Energy development… for whom?
The speeches around renewable energies are full of optimism for a cleaner and more sustainable future and the word development. The women of the global South DAWN (Development Alternatives for Women in a New Era) define development as “the management and use of resources in a socially responsible way, the elimination of the subordination of gender and social inequity, and the organizational restructuring necessary to achieve it”. However, this is not the definition of development that the aforementioned discourses consider pertinent and hence it follows that who is being excluded from said cleaner and more sustainable future is not questioned.
From the ecofeminist perspective, what today is called development is nothing more than a global policy of subordination established by Western multinationals and governments of economically powerful countries to preserve their hegemonic position. One of the bases of this policy is the exploitation of nature and people, especially women.
Said policy is contradictory to what Silvia Federici would call the politics of the commons, which consists of “diverse practices and perspectives (…) that seek to improve social cooperation, weaken the control of the market and the State over our lives, achieve a better distribution of wealth and, ultimately, to put limits on capitalist accumulation”, and it is exclusive, since it depends on the unpaid work of the poor, racialized and women (who have it more difficult if they are also part of these other two groups) to prevail, while at the same time “completely degrading it to the level of unproductive activity.” Who, then, can try the benefits of this development if you do not earn income from your work in a system that wipes you out if you have no money?
If energy development were to distance itself from the logic of economic growth as the only way to measure it and we considered as a fundamental part of the parallel resolution of social problems, we would be getting closer to genuine economic and social development, which must consider the policies of resources such as water from a sustainable and community point of view, not extractivist.

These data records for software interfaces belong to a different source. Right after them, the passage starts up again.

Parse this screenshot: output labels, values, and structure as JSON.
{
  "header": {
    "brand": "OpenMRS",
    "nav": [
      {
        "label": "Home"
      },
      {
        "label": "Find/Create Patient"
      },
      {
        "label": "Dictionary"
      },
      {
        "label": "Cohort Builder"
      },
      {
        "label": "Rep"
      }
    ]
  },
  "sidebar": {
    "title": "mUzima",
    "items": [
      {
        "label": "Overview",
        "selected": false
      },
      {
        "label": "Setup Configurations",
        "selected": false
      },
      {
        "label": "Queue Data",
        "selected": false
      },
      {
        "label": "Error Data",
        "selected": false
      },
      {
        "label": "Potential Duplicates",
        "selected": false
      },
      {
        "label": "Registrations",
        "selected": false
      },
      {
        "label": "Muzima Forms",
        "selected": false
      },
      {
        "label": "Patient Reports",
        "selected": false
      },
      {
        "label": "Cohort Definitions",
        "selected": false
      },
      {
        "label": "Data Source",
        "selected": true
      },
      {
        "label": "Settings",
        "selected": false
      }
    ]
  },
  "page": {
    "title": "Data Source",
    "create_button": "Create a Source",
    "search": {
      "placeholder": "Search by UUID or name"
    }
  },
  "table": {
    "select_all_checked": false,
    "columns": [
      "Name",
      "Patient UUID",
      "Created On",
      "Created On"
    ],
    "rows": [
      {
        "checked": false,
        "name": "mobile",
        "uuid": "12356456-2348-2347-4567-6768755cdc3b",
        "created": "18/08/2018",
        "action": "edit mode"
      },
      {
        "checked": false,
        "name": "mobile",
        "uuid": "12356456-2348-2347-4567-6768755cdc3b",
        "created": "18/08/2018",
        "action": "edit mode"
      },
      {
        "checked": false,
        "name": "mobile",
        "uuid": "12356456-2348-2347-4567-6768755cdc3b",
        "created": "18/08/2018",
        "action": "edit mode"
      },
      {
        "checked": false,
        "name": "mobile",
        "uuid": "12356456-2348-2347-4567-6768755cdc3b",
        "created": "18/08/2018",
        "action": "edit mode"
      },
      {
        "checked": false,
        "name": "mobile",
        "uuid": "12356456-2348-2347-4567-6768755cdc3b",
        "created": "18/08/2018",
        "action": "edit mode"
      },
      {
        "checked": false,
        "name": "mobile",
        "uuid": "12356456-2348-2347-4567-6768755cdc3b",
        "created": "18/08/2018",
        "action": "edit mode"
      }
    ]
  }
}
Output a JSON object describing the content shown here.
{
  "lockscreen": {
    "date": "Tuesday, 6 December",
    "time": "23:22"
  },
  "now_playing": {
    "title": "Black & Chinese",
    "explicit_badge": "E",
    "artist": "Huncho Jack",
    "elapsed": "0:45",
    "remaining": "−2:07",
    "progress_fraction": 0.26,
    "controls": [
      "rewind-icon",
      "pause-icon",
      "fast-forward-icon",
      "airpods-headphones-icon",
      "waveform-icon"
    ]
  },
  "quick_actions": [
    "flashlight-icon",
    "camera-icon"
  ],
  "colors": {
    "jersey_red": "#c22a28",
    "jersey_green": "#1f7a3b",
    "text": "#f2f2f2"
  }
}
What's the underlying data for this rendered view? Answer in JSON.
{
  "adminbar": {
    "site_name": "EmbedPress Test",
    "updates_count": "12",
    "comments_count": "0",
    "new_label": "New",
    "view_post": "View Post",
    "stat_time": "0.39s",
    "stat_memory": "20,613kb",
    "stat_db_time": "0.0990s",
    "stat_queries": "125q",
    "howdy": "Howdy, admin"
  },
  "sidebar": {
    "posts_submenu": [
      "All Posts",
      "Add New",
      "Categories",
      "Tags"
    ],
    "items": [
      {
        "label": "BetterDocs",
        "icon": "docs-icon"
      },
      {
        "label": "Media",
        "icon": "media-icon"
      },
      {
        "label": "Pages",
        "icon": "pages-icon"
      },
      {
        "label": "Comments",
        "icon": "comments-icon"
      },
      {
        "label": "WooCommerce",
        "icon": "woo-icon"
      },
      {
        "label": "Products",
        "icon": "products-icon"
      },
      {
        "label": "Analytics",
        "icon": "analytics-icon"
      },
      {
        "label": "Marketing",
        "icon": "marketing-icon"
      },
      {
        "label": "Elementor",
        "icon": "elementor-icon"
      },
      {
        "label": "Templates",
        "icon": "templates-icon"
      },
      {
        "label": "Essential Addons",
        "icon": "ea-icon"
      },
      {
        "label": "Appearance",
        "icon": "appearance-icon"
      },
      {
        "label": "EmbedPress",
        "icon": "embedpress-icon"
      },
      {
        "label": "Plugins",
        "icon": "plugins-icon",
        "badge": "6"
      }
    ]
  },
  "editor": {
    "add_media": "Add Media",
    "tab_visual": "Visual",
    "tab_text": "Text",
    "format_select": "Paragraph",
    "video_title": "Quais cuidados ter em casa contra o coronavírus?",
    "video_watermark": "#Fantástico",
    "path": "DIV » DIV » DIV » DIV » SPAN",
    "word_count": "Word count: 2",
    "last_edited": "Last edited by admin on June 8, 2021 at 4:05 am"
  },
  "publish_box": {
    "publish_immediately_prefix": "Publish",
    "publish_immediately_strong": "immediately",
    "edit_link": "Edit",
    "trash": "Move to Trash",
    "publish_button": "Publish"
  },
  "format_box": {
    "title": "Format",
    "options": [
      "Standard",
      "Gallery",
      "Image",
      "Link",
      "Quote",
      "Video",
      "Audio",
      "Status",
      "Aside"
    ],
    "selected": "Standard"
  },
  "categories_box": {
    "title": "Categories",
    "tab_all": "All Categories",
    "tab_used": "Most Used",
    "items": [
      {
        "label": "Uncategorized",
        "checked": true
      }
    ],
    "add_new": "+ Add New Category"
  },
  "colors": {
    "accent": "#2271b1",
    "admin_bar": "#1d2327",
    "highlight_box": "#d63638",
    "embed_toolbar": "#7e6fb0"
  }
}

Linking visions of gender and social equity in energy and resource management policies should be considered when promoting adaptation to renewable energies. It cannot be assumed that, as they are in theory opposed to conventional energies derived from oil and gas, renewable energies are a solution to social problems. Just as economic aid (such as microcredits) alone does not result in a better quality of life for women, the energy transition does not always result in social and environmental justice. It could even intensify inequality if an intersectional approach to gender, race, and class is not taken.
While I was writing this text, I was wondering if we can actually write an environmental history different from the one that has been built based on the violent and inequitable appropriation of resources. Micro hydroelectric initiatives, which are systems whose technical basis is the same as hydroelectric but on a small scale, invite me to think so. For example, the CAREL organization (Centro Alternativo Rural El Limón) develops projects of this type in rural areas of the Dominican Republic, involving the inhabitants, promoting equal participation, and allowing them to appropriate the energy production systems as a community.
To make it possible to articulate a dignified life for women and their communities with the use of resources such as the water from the Magdalena River and its basin, it is essential to visualize energy development framed in social and environmental justice and to have a gender focus in renewable energy projects, including hydroelectric projects. Involving children and women in energy transition processes can be one of the ways to move towards a truly fair and equal development.